## Problem description
Tally the lines of the listing below in which the string "subtitle" occurs, and give the tally alone.

## Exercise material
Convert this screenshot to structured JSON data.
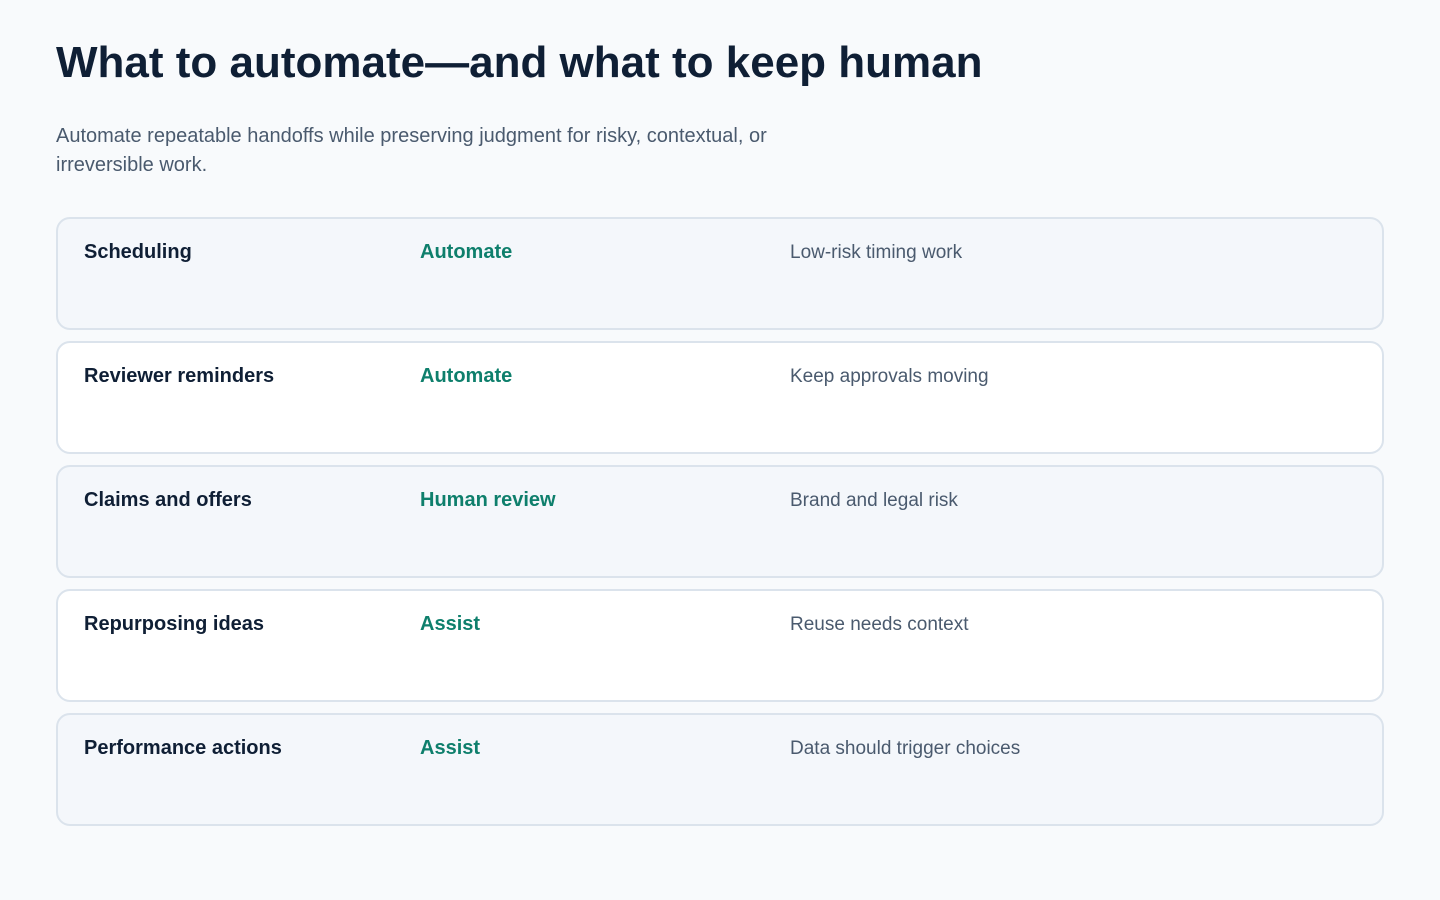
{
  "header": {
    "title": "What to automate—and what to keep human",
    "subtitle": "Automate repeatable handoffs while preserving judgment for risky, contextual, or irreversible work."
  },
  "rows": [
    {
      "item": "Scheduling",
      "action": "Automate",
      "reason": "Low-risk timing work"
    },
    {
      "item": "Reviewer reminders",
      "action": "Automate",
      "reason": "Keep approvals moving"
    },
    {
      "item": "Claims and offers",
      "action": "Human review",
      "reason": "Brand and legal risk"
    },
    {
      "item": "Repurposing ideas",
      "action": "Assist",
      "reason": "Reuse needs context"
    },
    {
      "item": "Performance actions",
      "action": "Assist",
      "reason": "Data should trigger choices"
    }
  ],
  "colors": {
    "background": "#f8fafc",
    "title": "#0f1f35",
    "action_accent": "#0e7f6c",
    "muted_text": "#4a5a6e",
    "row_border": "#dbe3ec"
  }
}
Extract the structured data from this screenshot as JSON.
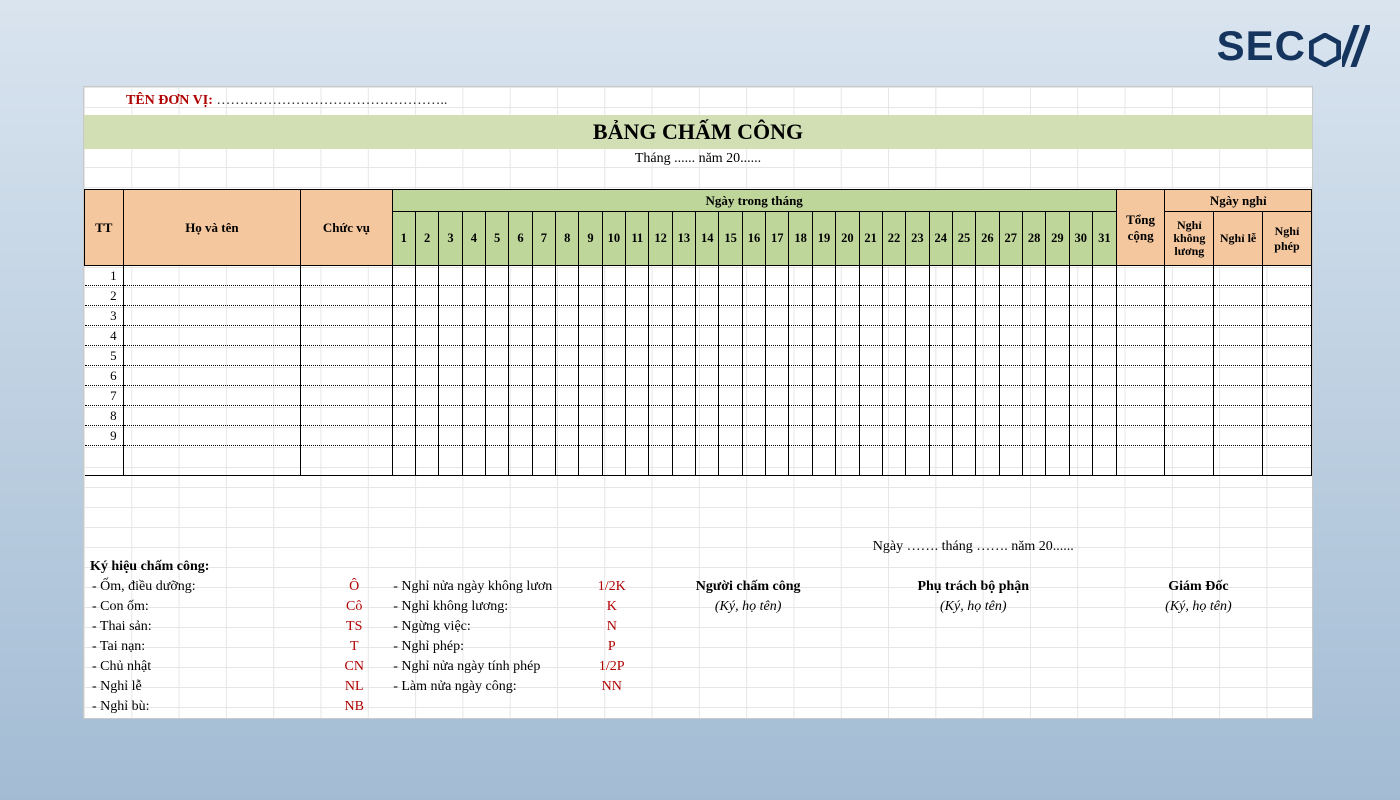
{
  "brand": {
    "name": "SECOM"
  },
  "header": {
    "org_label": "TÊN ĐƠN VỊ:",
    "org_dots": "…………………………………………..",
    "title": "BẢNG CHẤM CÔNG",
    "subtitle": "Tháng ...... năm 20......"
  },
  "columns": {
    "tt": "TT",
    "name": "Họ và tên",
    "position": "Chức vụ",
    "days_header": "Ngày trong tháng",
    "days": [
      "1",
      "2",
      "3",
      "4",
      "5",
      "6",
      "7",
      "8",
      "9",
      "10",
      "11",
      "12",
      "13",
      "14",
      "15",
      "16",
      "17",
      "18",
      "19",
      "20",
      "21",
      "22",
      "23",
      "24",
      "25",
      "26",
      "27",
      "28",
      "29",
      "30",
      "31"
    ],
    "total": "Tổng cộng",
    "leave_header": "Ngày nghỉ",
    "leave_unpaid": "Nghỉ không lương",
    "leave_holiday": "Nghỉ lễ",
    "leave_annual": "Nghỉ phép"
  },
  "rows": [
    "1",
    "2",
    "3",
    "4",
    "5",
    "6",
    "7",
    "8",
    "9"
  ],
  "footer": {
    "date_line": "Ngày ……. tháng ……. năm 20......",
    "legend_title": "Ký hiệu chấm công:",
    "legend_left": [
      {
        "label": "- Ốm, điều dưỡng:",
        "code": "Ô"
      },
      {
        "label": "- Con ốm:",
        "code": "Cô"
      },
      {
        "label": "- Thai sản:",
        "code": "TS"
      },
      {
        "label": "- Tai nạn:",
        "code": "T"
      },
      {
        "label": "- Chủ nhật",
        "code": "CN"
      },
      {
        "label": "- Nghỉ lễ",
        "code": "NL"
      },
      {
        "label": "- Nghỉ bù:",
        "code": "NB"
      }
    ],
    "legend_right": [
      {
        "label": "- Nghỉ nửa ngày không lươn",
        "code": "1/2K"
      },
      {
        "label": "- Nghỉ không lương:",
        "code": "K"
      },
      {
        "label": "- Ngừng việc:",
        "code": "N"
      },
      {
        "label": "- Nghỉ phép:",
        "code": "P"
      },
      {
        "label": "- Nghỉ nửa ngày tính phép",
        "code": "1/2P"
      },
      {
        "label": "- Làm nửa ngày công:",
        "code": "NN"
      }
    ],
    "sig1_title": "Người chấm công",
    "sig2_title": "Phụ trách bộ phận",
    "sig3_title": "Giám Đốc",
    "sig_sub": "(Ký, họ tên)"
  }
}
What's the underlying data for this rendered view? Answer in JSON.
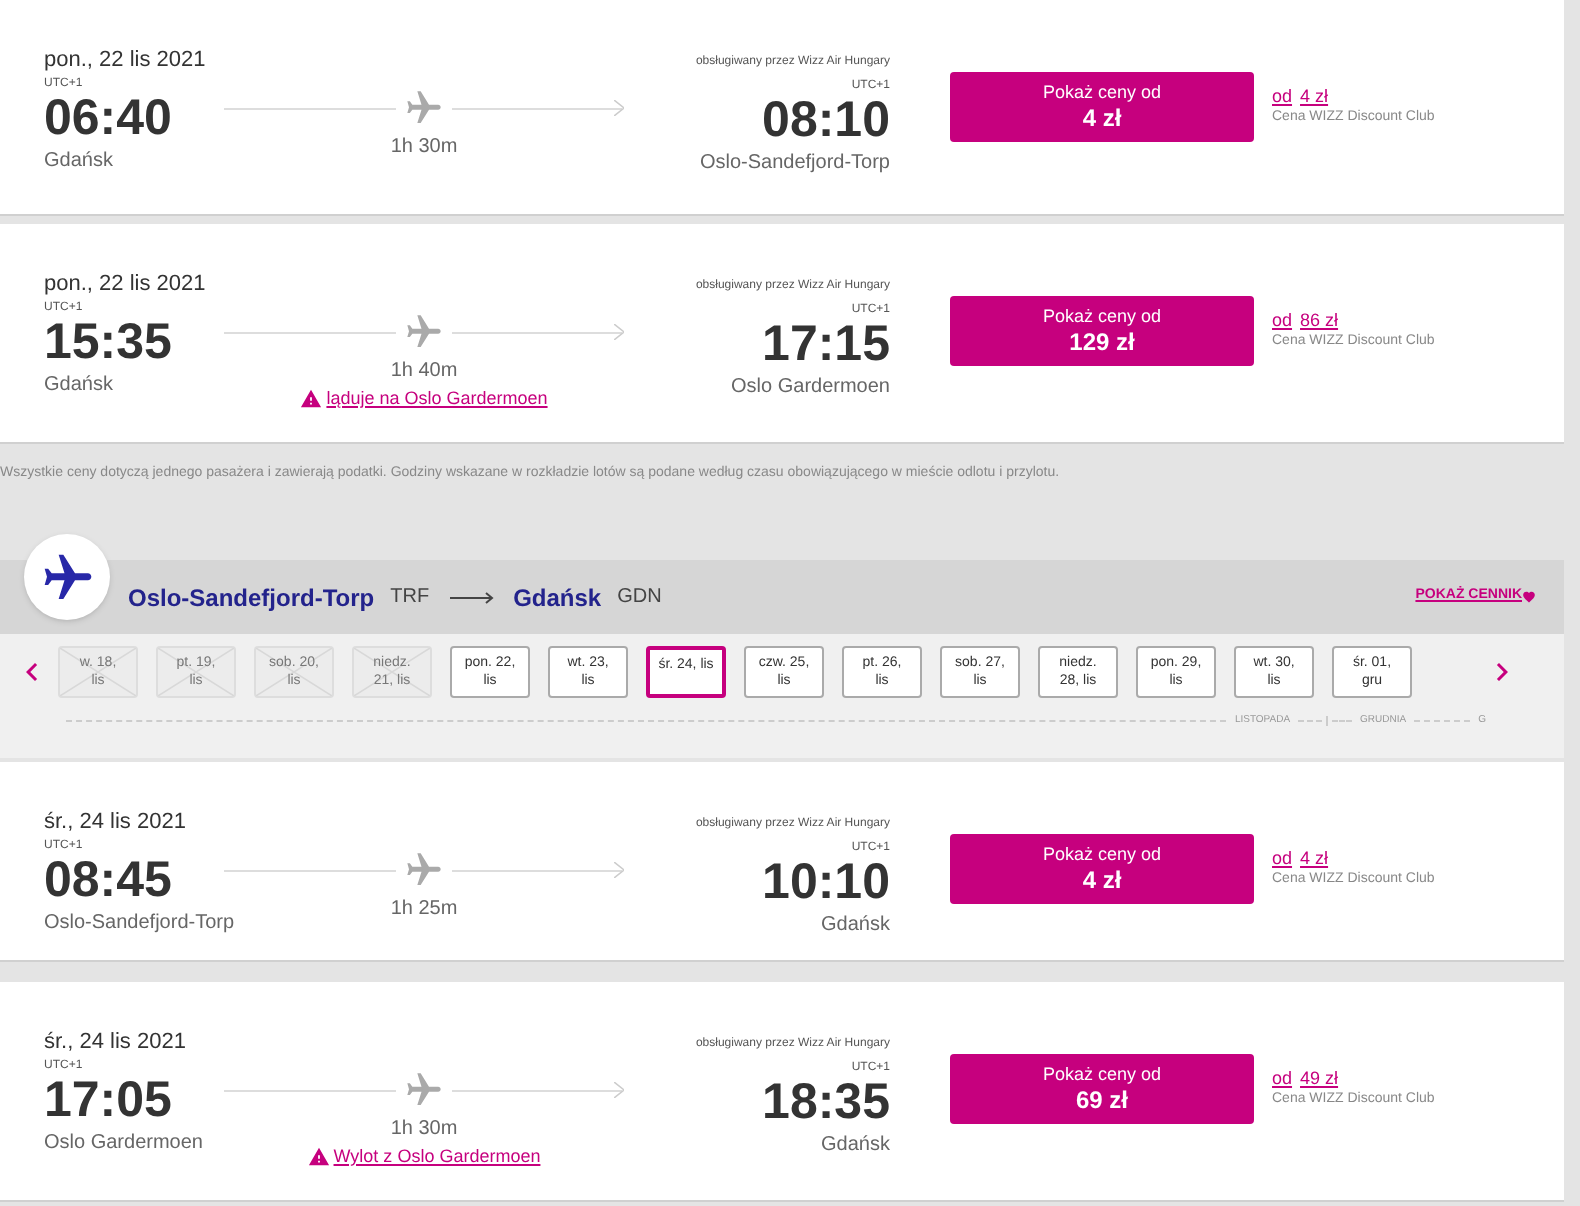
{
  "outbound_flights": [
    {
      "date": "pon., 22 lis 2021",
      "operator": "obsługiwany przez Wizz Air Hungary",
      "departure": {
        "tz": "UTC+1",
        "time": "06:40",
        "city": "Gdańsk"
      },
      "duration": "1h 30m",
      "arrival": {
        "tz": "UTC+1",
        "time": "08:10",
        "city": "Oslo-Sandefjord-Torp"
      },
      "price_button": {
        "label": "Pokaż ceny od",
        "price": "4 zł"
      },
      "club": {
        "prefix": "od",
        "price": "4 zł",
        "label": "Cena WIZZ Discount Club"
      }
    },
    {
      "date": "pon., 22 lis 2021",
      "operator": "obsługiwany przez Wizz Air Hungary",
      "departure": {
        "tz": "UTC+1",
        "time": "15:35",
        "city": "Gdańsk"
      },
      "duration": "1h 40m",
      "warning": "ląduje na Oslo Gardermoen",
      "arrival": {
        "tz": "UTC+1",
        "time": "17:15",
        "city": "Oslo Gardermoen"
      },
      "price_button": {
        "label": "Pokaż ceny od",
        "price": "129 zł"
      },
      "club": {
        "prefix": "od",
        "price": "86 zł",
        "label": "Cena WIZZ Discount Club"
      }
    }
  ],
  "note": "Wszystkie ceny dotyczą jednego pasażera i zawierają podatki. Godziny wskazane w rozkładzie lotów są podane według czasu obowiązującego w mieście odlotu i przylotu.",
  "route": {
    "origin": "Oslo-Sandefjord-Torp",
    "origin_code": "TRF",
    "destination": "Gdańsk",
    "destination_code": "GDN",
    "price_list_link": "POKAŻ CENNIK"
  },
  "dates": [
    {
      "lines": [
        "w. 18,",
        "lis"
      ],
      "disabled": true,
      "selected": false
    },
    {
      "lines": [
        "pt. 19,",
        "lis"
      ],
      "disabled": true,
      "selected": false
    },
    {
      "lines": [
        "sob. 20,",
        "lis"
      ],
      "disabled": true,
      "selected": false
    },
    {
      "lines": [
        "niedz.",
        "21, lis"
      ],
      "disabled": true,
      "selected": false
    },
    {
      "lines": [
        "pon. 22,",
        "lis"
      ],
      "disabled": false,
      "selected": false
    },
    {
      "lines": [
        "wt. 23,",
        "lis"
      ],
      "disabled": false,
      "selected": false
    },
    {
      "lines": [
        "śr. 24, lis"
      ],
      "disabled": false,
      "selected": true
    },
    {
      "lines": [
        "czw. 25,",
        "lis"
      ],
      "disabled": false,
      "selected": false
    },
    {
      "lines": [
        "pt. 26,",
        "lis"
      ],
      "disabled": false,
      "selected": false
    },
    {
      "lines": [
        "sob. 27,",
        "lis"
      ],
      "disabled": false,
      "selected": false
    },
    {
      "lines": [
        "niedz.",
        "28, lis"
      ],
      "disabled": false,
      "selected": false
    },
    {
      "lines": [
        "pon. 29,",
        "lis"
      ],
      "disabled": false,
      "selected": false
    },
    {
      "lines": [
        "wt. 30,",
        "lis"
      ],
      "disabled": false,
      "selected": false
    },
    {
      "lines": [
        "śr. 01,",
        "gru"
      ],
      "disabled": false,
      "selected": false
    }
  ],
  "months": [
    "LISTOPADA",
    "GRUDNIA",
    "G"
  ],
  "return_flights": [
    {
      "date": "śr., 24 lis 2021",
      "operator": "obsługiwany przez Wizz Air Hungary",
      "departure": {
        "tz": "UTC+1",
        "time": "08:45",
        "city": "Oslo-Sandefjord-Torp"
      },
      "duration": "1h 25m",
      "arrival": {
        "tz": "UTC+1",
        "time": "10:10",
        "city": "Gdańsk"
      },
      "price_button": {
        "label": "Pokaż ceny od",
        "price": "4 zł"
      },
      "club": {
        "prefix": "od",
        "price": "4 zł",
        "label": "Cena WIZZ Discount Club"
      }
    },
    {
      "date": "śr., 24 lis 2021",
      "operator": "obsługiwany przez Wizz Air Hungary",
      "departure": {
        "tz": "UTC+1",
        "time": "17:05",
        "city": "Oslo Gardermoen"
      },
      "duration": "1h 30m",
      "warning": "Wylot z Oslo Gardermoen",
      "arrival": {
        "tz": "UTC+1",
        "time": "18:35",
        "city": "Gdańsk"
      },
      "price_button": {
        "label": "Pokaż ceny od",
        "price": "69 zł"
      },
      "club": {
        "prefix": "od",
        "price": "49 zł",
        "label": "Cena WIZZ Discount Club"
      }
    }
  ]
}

## Answer box
2